The music that plays while following Fi during the game’s opening is great, too. While Fi’s theme itself is beautiful and almost sad on its own, this version takes it even further. I love how mysterious it sounds, while also being a bit sad. It allows the theme to fit Zelda’s disappearance, the mysterious emergence of Fi, the nighttime scene you pursue her in, and even all the later moments with Fi throughout the game. It’s a perfect theme to complement this nighttime mystery.

The theme that plays on the deck of the Sandship while the Timeshift Stone is active blew me away. It’s an awesome rendition of the main Sandship theme that feels electronic, epic, and mysterious. It really gives a sense of this lost time period and this lost culture of the Ancient Robots along with their long-ago plight, and makes the whole area seem a lot more meaningful than it would without this music going along with it.

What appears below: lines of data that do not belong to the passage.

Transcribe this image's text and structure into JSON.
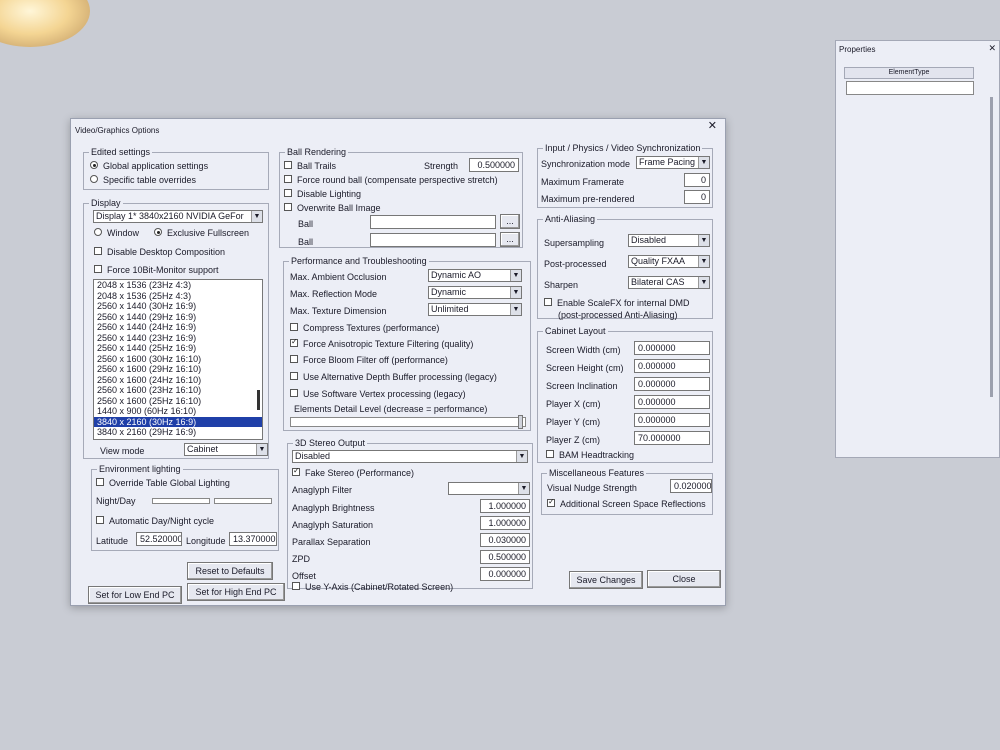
{
  "dialog": {
    "title": "Video/Graphics Options",
    "close": "✕"
  },
  "edited": {
    "title": "Edited settings",
    "global": "Global application settings",
    "specific": "Specific table overrides"
  },
  "display": {
    "title": "Display",
    "device": "Display 1* 3840x2160 NVIDIA GeFor",
    "window": "Window",
    "exclusive": "Exclusive Fullscreen",
    "disable_comp": "Disable Desktop Composition",
    "force10": "Force 10Bit-Monitor support",
    "modes": [
      "2048 x 1536 (23Hz 4:3)",
      "2048 x 1536 (25Hz 4:3)",
      "2560 x 1440 (30Hz 16:9)",
      "2560 x 1440 (29Hz 16:9)",
      "2560 x 1440 (24Hz 16:9)",
      "2560 x 1440 (23Hz 16:9)",
      "2560 x 1440 (25Hz 16:9)",
      "2560 x 1600 (30Hz 16:10)",
      "2560 x 1600 (29Hz 16:10)",
      "2560 x 1600 (24Hz 16:10)",
      "2560 x 1600 (23Hz 16:10)",
      "2560 x 1600 (25Hz 16:10)",
      "1440 x 900 (60Hz 16:10)",
      "3840 x 2160 (30Hz 16:9)",
      "3840 x 2160 (29Hz 16:9)"
    ],
    "view_mode_label": "View mode",
    "view_mode": "Cabinet"
  },
  "env": {
    "title": "Environment lighting",
    "override": "Override Table Global Lighting",
    "nightday": "Night/Day",
    "auto": "Automatic Day/Night cycle",
    "lat_label": "Latitude",
    "lat": "52.520000",
    "lon_label": "Longitude",
    "lon": "13.370000"
  },
  "buttons": {
    "reset": "Reset to Defaults",
    "low": "Set for Low End PC",
    "high": "Set for High End PC",
    "save": "Save Changes",
    "close": "Close"
  },
  "ball": {
    "title": "Ball Rendering",
    "trails": "Ball Trails",
    "strength_label": "Strength",
    "strength": "0.500000",
    "round": "Force round ball (compensate perspective stretch)",
    "lighting": "Disable Lighting",
    "overwrite": "Overwrite Ball Image",
    "ball1": "Ball",
    "ball2": "Ball",
    "dots": "..."
  },
  "perf": {
    "title": "Performance and Troubleshooting",
    "ao_label": "Max. Ambient Occlusion",
    "ao": "Dynamic AO",
    "refl_label": "Max. Reflection Mode",
    "refl": "Dynamic",
    "tex_label": "Max. Texture Dimension",
    "tex": "Unlimited",
    "compress": "Compress Textures (performance)",
    "aniso": "Force Anisotropic Texture Filtering (quality)",
    "bloom": "Force Bloom Filter off (performance)",
    "depth": "Use Alternative Depth Buffer processing (legacy)",
    "vertex": "Use Software Vertex processing (legacy)",
    "detail": "Elements Detail Level (decrease = performance)"
  },
  "stereo": {
    "title": "3D Stereo Output",
    "mode": "Disabled",
    "fake": "Fake Stereo (Performance)",
    "filter": "Anaglyph Filter",
    "brightness_label": "Anaglyph Brightness",
    "brightness": "1.000000",
    "saturation_label": "Anaglyph Saturation",
    "saturation": "1.000000",
    "parallax_label": "Parallax Separation",
    "parallax": "0.030000",
    "zpd_label": "ZPD",
    "zpd": "0.500000",
    "offset_label": "Offset",
    "offset": "0.000000",
    "yaxis": "Use Y-Axis (Cabinet/Rotated Screen)"
  },
  "sync": {
    "title": "Input / Physics / Video Synchronization",
    "mode_label": "Synchronization mode",
    "mode": "Frame Pacing",
    "maxfr_label": "Maximum Framerate",
    "maxfr": "0",
    "maxpre_label": "Maximum pre-rendered",
    "maxpre": "0"
  },
  "aa": {
    "title": "Anti-Aliasing",
    "ss_label": "Supersampling",
    "ss": "Disabled",
    "pp_label": "Post-processed",
    "pp": "Quality FXAA",
    "sharpen_label": "Sharpen",
    "sharpen": "Bilateral CAS",
    "scalefx": "Enable ScaleFX for internal DMD",
    "scalefx2": "(post-processed Anti-Aliasing)"
  },
  "cab": {
    "title": "Cabinet Layout",
    "sw_label": "Screen Width (cm)",
    "sw": "0.000000",
    "sh_label": "Screen Height (cm)",
    "sh": "0.000000",
    "si_label": "Screen Inclination",
    "si": "0.000000",
    "px_label": "Player X (cm)",
    "px": "0.000000",
    "py_label": "Player Y (cm)",
    "py": "0.000000",
    "pz_label": "Player Z (cm)",
    "pz": "70.000000",
    "bam": "BAM Headtracking"
  },
  "misc": {
    "title": "Miscellaneous Features",
    "nudge_label": "Visual Nudge Strength",
    "nudge": "0.020000",
    "ssr": "Additional Screen Space Reflections"
  },
  "props": {
    "title": "Properties",
    "col": "ElementType",
    "close": "✕"
  }
}
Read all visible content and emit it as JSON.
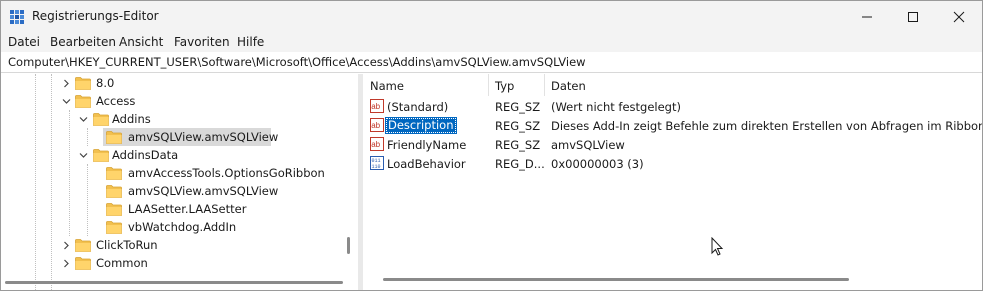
{
  "window": {
    "title": "Registrierungs-Editor",
    "accent_color": "#0067c0"
  },
  "title_buttons": {
    "minimize_icon": "minimize-icon",
    "maximize_icon": "maximize-icon",
    "close_icon": "close-icon"
  },
  "menu": [
    "Datei",
    "Bearbeiten",
    "Ansicht",
    "Favoriten",
    "Hilfe"
  ],
  "address": {
    "path": "Computer\\HKEY_CURRENT_USER\\Software\\Microsoft\\Office\\Access\\Addins\\amvSQLView.amvSQLView"
  },
  "tree": {
    "nodes": [
      {
        "label": "8.0",
        "level": 3,
        "expander": "collapsed"
      },
      {
        "label": "Access",
        "level": 3,
        "expander": "expanded"
      },
      {
        "label": "Addins",
        "level": 4,
        "expander": "expanded"
      },
      {
        "label": "amvSQLView.amvSQLView",
        "level": 5,
        "expander": "none",
        "selected": true
      },
      {
        "label": "AddinsData",
        "level": 4,
        "expander": "expanded"
      },
      {
        "label": "amvAccessTools.OptionsGoRibbon",
        "level": 5,
        "expander": "none"
      },
      {
        "label": "amvSQLView.amvSQLView",
        "level": 5,
        "expander": "none"
      },
      {
        "label": "LAASetter.LAASetter",
        "level": 5,
        "expander": "none"
      },
      {
        "label": "vbWatchdog.AddIn",
        "level": 5,
        "expander": "none"
      },
      {
        "label": "ClickToRun",
        "level": 3,
        "expander": "collapsed"
      },
      {
        "label": "Common",
        "level": 3,
        "expander": "collapsed"
      }
    ]
  },
  "values": {
    "columns": {
      "name": "Name",
      "type": "Typ",
      "data": "Daten"
    },
    "rows": [
      {
        "name": "(Standard)",
        "type": "REG_SZ",
        "data": "(Wert nicht festgelegt)",
        "icon": "string-value-icon"
      },
      {
        "name": "Description",
        "type": "REG_SZ",
        "data": "Dieses Add-In zeigt Befehle zum direkten Erstellen von Abfragen im Ribbon an.",
        "icon": "string-value-icon",
        "selected": true
      },
      {
        "name": "FriendlyName",
        "type": "REG_SZ",
        "data": "amvSQLView",
        "icon": "string-value-icon"
      },
      {
        "name": "LoadBehavior",
        "type": "REG_D...",
        "data": "0x00000003 (3)",
        "icon": "dword-value-icon"
      }
    ]
  }
}
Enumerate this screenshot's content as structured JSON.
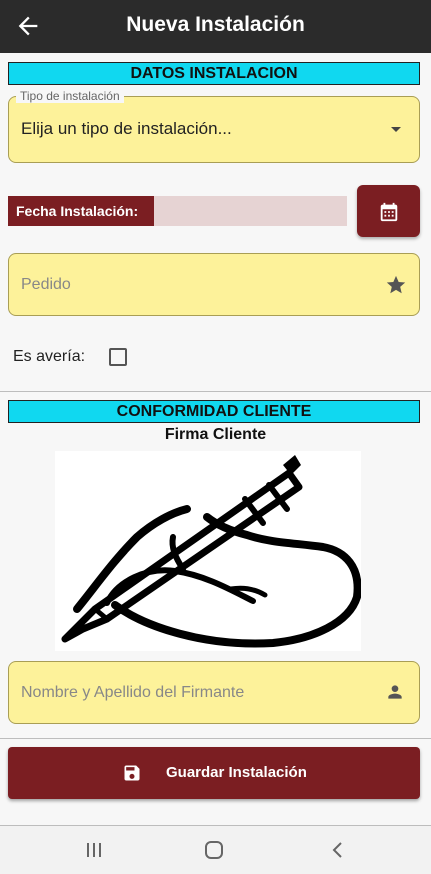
{
  "app_bar": {
    "title": "Nueva Instalación"
  },
  "sections": {
    "datos": "DATOS INSTALACION",
    "conformidad": "CONFORMIDAD CLIENTE"
  },
  "tipo_instalacion": {
    "label": "Tipo de instalación",
    "value": "Elija un tipo de instalación..."
  },
  "fecha": {
    "label": "Fecha Instalación:",
    "value": ""
  },
  "pedido": {
    "placeholder": "Pedido"
  },
  "averia": {
    "label": "Es avería:",
    "checked": false
  },
  "firma": {
    "title": "Firma Cliente"
  },
  "firmante": {
    "placeholder": "Nombre y Apellido del Firmante"
  },
  "save_button": {
    "label": "Guardar Instalación"
  },
  "icons": {
    "back": "arrow-left-icon",
    "calendar": "calendar-icon",
    "star": "star-icon",
    "person": "person-icon",
    "save": "floppy-disk-icon",
    "nav_recents": "recents-icon",
    "nav_home": "home-icon",
    "nav_back": "chevron-left-icon"
  },
  "colors": {
    "app_bar": "#2b2b2b",
    "section_header": "#10d8f0",
    "field_bg": "#fdf29a",
    "accent": "#7b1e22"
  }
}
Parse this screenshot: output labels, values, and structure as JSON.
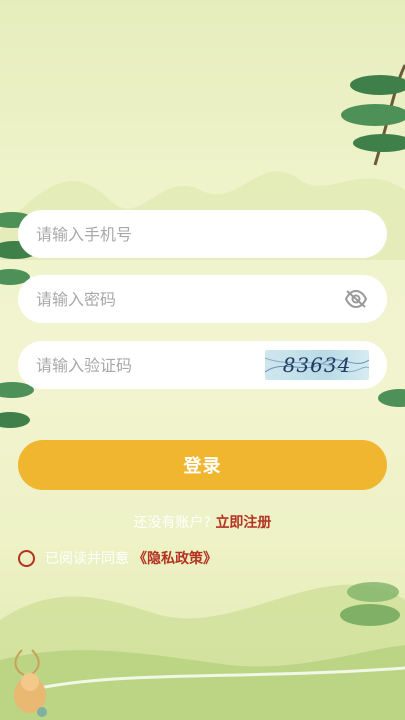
{
  "form": {
    "phone_placeholder": "请输入手机号",
    "password_placeholder": "请输入密码",
    "code_placeholder": "请输入验证码",
    "captcha_text": "83634"
  },
  "actions": {
    "login_label": "登录",
    "register_prompt": "还没有账户?",
    "register_link": "立即注册"
  },
  "agreement": {
    "text": "已阅读并同意",
    "policy_link": "《隐私政策》"
  },
  "colors": {
    "accent": "#f0b62f",
    "link": "#b33222",
    "field_bg": "#ffffff"
  },
  "icons": [
    "eye-off-icon",
    "radio-unchecked-icon",
    "pine-branch-decoration"
  ]
}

The theme of the area outside the Goddess Statue as well as the Isle of Songs is a very beautiful theme with a great sense of the ancient and the benevolent. Around the Goddess Statue, it feels like the theme of a sacred and holy place, while on the Isle of Songs, it feels like a beautiful and peaceful reprieve amongst the horrible storm. And other than its repeating strings, it has a lot of variation as it goes on.

These are just a few examples, and there are many others, from the menacing yet heroic epic battle march of the Stalfos mini-boss theme to the peaceful and relaxing tune of the Sky islands, all of the music in Skyward Sword captures an emotion or feeling of some kind, and carries it through a lot of distinct parts to give the themes both length and variety. Many of them feel very unique to me, and I enjoy listening to all of theme on their own more than other Zelda music, because they all carry heavy emotional impact all their own. Of course previous games had music that did this too, but the composition of Skyward Sword’s music just takes it so much farther.

So my overall point is this: Skyward Sword did some great things with its music, and even if not everyone considers its specific themes among their favorites, I still think it made better music. The live instrumentation in its music, some of which is played by symphony, ensures its quality is so much higher, while the length and variation of the themes alongside their added emotional impact makes them much deeper. I very much hope this is a trend that will continue in future Zelda games, and I hope Zelda Wii U shows off this amazing music too.

What are your thoughts on the soundtrack of Skyward Sword as compared to previous ones, and how do you feel Nintendo should make Zelda Wii U’s soundtrack? Tell me in the comments!

Sorted Under: Editorials, Skyward Sword